There are definitely things in there I agree with (context is important) and some I disagree with (WAR not being accessible), but either way I thought it would be a good jumping off point to discuss a few things WAR related.  On to a few bullet points

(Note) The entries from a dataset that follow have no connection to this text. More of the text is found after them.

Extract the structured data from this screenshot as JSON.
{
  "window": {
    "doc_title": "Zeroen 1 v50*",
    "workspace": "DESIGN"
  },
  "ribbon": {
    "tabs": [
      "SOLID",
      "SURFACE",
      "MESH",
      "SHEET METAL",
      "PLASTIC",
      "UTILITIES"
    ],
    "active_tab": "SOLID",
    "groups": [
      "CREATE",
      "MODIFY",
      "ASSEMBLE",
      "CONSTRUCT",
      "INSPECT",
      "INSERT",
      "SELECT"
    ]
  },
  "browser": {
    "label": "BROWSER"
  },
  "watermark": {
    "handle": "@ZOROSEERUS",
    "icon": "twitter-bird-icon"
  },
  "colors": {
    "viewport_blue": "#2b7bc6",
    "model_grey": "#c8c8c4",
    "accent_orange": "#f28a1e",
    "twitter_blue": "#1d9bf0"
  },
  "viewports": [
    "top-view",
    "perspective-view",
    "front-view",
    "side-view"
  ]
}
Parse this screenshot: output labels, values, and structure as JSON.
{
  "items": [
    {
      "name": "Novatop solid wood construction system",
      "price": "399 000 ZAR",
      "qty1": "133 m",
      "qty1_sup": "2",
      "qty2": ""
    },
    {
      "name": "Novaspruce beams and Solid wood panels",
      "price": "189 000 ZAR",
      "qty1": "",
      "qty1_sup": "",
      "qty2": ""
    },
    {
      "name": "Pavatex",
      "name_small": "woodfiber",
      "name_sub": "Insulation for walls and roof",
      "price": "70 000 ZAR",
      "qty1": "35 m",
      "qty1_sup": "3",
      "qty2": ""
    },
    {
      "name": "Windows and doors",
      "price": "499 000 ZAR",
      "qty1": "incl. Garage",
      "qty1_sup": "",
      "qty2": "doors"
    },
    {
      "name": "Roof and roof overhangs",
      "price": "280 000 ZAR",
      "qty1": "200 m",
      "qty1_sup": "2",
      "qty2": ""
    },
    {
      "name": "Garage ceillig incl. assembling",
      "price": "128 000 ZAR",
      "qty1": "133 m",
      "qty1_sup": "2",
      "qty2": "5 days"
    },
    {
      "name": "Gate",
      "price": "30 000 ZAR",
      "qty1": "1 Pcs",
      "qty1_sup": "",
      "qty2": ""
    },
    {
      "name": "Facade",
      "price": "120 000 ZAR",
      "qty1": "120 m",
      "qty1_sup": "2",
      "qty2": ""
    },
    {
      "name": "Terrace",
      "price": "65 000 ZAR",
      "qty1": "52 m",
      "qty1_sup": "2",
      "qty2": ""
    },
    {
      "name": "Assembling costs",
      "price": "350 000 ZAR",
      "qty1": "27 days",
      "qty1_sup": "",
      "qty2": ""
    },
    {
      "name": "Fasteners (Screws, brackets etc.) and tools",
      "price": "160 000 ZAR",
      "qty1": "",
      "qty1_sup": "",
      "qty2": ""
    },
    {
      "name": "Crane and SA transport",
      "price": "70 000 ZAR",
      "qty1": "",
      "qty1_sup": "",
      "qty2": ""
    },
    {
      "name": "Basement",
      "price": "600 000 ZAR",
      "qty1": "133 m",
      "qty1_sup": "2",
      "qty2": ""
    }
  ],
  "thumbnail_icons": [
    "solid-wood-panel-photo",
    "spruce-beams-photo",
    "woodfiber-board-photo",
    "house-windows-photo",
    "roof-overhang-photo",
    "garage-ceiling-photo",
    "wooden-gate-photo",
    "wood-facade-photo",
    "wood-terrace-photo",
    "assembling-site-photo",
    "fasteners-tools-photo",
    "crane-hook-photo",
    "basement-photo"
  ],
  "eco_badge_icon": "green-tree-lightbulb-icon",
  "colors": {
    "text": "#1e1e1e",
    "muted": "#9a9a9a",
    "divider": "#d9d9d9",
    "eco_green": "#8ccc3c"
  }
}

  • As with any stat it’s important to first identify the question you are trying to answer and then finding the best stat to apply to that question.  For example, if you’re trying to identify the batter that is best at getting a baser hits independent of how many bases he may get in that at-bat the batting average is your stat.  If you’re trying to identify the best at getting on base independent of how far he gets then on base percentage is your stat.  If you’re trying to determine who is the best player then the WAR framework is your best option.  I think this is part of what Derrick was getting at.
  • Note the second to last sentence above.  WAR is a framework, a construct if you will, that has varying specific implementations (Fangraphs and Baseball Reference for example).  At its essence WAR is a framework that combines offense, defense (both how you perform relative to you position and how difficult your position is), and base running using the currency of baseball (runs and wins).  How can you really argue with that?  Sure you can gripe about the individual components, but you’re more than welcome to substitute your own (just make sure you do it across the board).  Don’t like UZR or DRS, then input your own defensive values somehow.
  • Once you pick your implementation you can consistently apply WAR across players within a season or even across eras.  This is one of the beauties of WAR, it adjust for the run environment of the era.  Sure you can tell  me that player X hit 20 HRs in year Y, but then I also need to know about the run scoring environment in year Y to know how good that was.  WAR handles that inherently.
  • Be careful with decimals.  There are error bars in WAR (especially the defensive numbers) so you probably don’t want to vehemently argue that a player with WAR of 2.5 has definitively been better than someone with a WAR of 2.3.  We should probably just round to the nearest integer or nearest 0.5 and call it a day.

With those thoughts on WAR in the bag, let’s look at how the Cards position players are doing so far this year.

Name Batting Base Running Fielding Replacement Positional WAR
Matt Carpenter 14.4 0.9 3.9 7.3 0.7 2.9
Yadier Molina 10.7 -1.7 1.1 6.5 4.1 2.2
Carlos Beltran 10.8 -0.3 -5.8 6.2 -2.2 1
Matt Holliday 2.6 -0.4 2 6.7 -2.4 0.9
Allen Craig 7.8 -3.5 -1.3 6.9 -3.8 0.7
David Freese 2.4 0.3 -3.3 4.6 0.6 0.5
Pete Kozma -7.6 -0.1 3.2 6.2 2.5 0.5
Shane Robinson -1.6 0.7 3.5 1.6 -0.2 0.4
Matt Adams 3.2 -1 -2 1.9 -0.9 0.1
Daniel Descalso 0 0.4 -3.8 3.3 0.5 0
Jon Jay -4.7 -0.5 -6 6.8 0.8 -0.4


Apologies for the table, I’ll get that cleaned up for future posts, but let’s just take a row and walk through it.  Kozma seems like a fine example.  Pete is decently below average offensively (-7.6 runs), about an average baserunner, and a plus fielder (when compared to other shortstops).  On top of that he gets 6.2 runs for basically being on the field and 2.5 runs for the difficulty of the position he plays.  Add that all up and he’s been worth ~0.5 WAR.  Seems to pass the smell test for whatever that’s worth.  What do you, the reader, think?  Which Cards WAR seem out of line with your gut?




Subscribe to The Conclave via Email

Enter your email address to subscribe to this blog and receive notifications of new posts by email.

Join 10,312 other subscribers